TASK ITEM: Could you reproduce every record below exactly, excluding all pictures?
-- Opening Marker --
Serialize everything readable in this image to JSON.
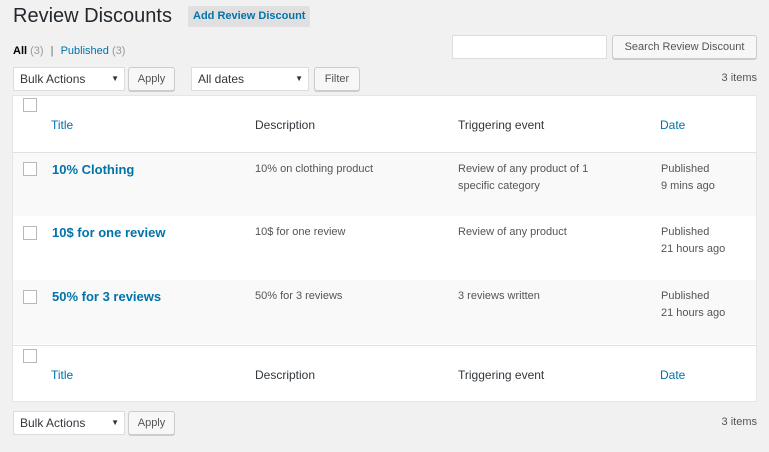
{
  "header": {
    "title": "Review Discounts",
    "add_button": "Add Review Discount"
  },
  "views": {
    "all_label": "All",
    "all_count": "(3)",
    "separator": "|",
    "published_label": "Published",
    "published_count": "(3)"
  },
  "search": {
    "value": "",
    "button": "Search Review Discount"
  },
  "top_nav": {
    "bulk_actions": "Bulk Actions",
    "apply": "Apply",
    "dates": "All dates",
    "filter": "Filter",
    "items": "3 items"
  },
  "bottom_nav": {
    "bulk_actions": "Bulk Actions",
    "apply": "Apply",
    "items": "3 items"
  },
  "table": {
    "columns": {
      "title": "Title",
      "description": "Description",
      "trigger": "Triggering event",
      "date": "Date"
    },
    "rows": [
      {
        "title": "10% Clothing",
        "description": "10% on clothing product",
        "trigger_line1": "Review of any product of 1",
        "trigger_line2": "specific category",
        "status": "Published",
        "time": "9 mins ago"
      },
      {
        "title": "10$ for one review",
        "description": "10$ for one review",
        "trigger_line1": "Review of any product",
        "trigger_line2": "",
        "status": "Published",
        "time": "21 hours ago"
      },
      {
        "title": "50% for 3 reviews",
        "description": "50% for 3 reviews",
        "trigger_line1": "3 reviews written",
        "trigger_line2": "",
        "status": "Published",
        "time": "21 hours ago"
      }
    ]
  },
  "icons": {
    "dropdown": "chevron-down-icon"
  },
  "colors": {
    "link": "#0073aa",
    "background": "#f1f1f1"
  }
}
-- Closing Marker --
TASK OUTPUT:
Serialize everything readable in this image to JSON.
{
  "header": {
    "title": "Review Discounts",
    "add_button": "Add Review Discount"
  },
  "views": {
    "all_label": "All",
    "all_count": "(3)",
    "separator": "|",
    "published_label": "Published",
    "published_count": "(3)"
  },
  "search": {
    "value": "",
    "button": "Search Review Discount"
  },
  "top_nav": {
    "bulk_actions": "Bulk Actions",
    "apply": "Apply",
    "dates": "All dates",
    "filter": "Filter",
    "items": "3 items"
  },
  "bottom_nav": {
    "bulk_actions": "Bulk Actions",
    "apply": "Apply",
    "items": "3 items"
  },
  "table": {
    "columns": {
      "title": "Title",
      "description": "Description",
      "trigger": "Triggering event",
      "date": "Date"
    },
    "rows": [
      {
        "title": "10% Clothing",
        "description": "10% on clothing product",
        "trigger_line1": "Review of any product of 1",
        "trigger_line2": "specific category",
        "status": "Published",
        "time": "9 mins ago"
      },
      {
        "title": "10$ for one review",
        "description": "10$ for one review",
        "trigger_line1": "Review of any product",
        "trigger_line2": "",
        "status": "Published",
        "time": "21 hours ago"
      },
      {
        "title": "50% for 3 reviews",
        "description": "50% for 3 reviews",
        "trigger_line1": "3 reviews written",
        "trigger_line2": "",
        "status": "Published",
        "time": "21 hours ago"
      }
    ]
  },
  "icons": {
    "dropdown": "chevron-down-icon"
  },
  "colors": {
    "link": "#0073aa",
    "background": "#f1f1f1"
  }
}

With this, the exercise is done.